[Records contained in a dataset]
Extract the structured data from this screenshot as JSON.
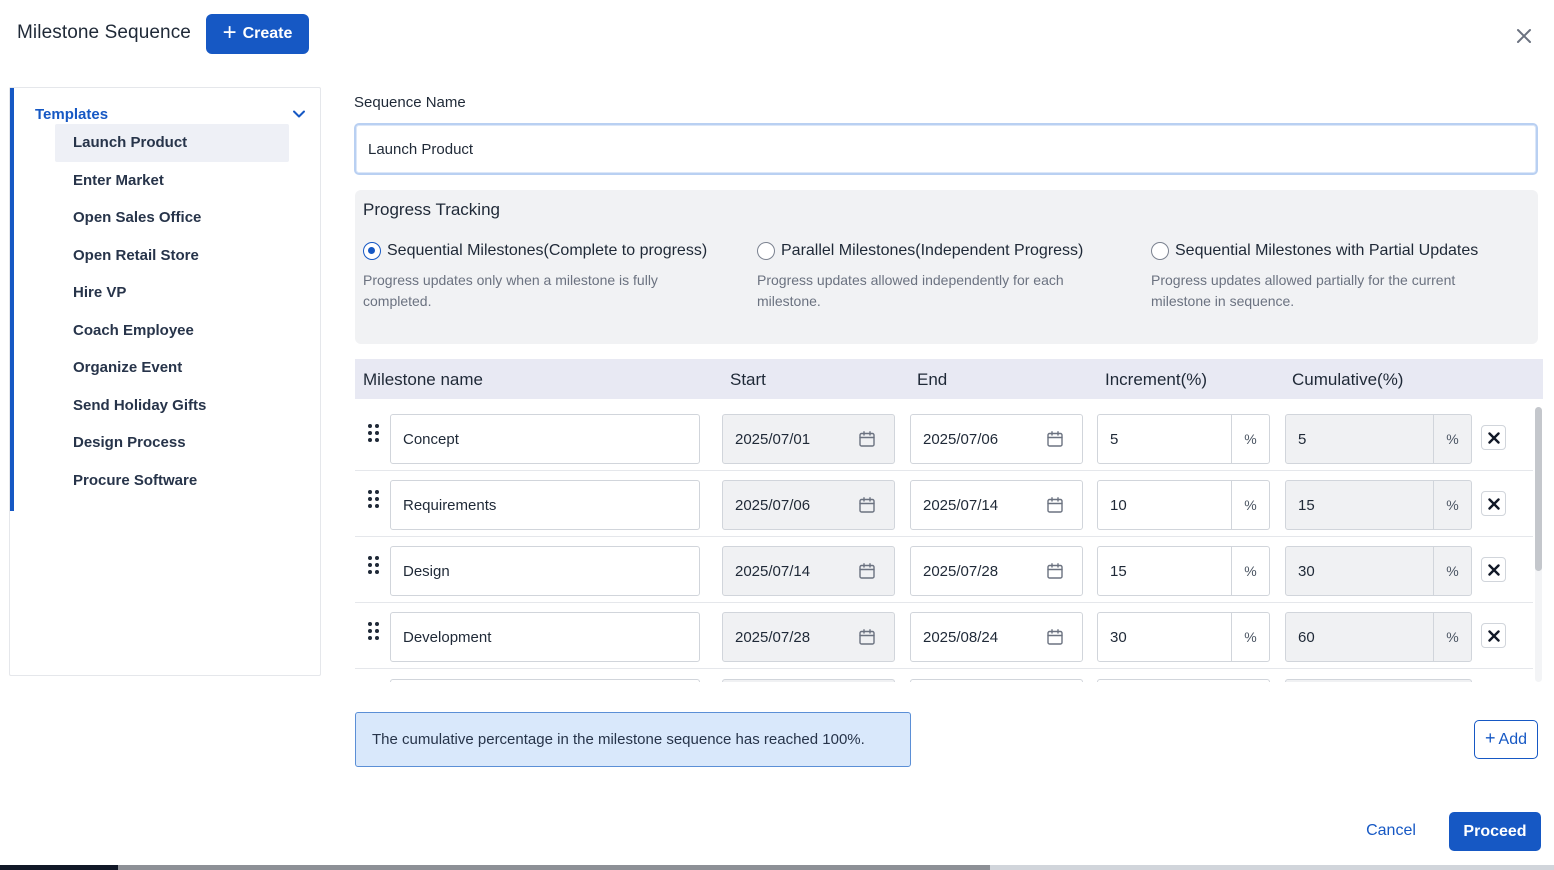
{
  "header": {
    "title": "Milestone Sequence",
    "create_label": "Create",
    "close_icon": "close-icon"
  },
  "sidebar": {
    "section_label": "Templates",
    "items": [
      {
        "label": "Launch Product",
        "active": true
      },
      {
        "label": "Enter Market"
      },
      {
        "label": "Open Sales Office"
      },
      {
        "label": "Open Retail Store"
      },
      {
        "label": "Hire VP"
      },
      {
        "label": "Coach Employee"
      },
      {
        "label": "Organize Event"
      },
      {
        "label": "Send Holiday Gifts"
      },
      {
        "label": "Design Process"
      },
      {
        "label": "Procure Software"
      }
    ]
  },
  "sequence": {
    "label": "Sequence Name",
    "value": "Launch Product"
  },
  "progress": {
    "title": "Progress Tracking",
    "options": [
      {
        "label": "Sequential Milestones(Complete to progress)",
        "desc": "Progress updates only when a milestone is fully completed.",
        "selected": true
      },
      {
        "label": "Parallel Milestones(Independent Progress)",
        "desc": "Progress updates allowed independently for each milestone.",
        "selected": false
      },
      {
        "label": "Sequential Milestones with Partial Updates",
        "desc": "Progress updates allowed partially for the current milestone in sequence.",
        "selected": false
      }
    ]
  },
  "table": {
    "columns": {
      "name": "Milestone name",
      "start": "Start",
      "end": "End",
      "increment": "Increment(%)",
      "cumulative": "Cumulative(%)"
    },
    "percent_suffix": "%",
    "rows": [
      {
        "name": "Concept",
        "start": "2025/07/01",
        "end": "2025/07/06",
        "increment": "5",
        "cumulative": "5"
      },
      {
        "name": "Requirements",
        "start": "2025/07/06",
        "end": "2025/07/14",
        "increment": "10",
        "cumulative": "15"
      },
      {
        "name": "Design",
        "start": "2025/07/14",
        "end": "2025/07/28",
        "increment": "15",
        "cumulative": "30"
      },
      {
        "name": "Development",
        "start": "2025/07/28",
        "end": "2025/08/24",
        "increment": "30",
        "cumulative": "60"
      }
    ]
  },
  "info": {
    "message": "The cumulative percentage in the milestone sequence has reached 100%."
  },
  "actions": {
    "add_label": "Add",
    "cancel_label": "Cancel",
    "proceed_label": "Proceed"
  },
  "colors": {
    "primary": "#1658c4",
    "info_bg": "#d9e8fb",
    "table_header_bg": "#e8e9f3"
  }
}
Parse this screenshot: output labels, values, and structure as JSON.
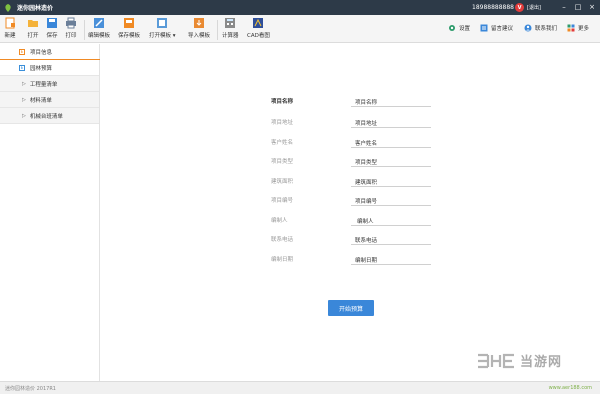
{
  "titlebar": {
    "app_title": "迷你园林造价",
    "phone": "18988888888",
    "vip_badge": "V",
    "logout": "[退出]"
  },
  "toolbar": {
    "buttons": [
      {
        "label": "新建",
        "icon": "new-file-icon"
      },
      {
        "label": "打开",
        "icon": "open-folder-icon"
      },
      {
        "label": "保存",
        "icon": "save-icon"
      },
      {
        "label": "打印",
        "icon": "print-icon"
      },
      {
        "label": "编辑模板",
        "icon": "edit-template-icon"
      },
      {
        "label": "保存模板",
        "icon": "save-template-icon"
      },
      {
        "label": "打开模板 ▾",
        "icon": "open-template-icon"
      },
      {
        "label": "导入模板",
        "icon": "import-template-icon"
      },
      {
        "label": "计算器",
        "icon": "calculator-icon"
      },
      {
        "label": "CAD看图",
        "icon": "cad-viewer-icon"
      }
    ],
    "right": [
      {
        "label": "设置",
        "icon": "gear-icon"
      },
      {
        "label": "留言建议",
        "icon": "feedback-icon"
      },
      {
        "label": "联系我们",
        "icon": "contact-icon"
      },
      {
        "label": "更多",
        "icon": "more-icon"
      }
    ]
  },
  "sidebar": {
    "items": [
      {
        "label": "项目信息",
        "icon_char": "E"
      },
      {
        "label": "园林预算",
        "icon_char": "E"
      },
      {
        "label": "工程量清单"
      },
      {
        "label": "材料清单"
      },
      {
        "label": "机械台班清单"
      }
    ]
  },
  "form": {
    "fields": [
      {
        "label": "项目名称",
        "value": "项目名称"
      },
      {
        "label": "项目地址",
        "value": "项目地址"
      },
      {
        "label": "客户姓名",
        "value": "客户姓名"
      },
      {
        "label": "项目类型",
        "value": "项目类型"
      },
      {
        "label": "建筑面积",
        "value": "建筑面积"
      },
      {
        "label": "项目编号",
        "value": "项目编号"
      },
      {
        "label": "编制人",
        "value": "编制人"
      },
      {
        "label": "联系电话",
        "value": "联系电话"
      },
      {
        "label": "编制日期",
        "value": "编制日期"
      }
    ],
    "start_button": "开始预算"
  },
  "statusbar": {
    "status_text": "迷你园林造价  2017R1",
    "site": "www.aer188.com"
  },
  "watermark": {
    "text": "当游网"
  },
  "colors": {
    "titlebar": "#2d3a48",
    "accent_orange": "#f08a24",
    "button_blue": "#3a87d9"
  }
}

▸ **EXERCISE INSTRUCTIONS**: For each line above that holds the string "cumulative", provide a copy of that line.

▸ **COMPLETED EXERCISE**:
      "cumulative": "Cumulative(%)"
        "cumulative": "5"
        "cumulative": "15"
        "cumulative": "30"
        "cumulative": "60"
    "message": "The cumulative percentage in the milestone sequence has reached 100%."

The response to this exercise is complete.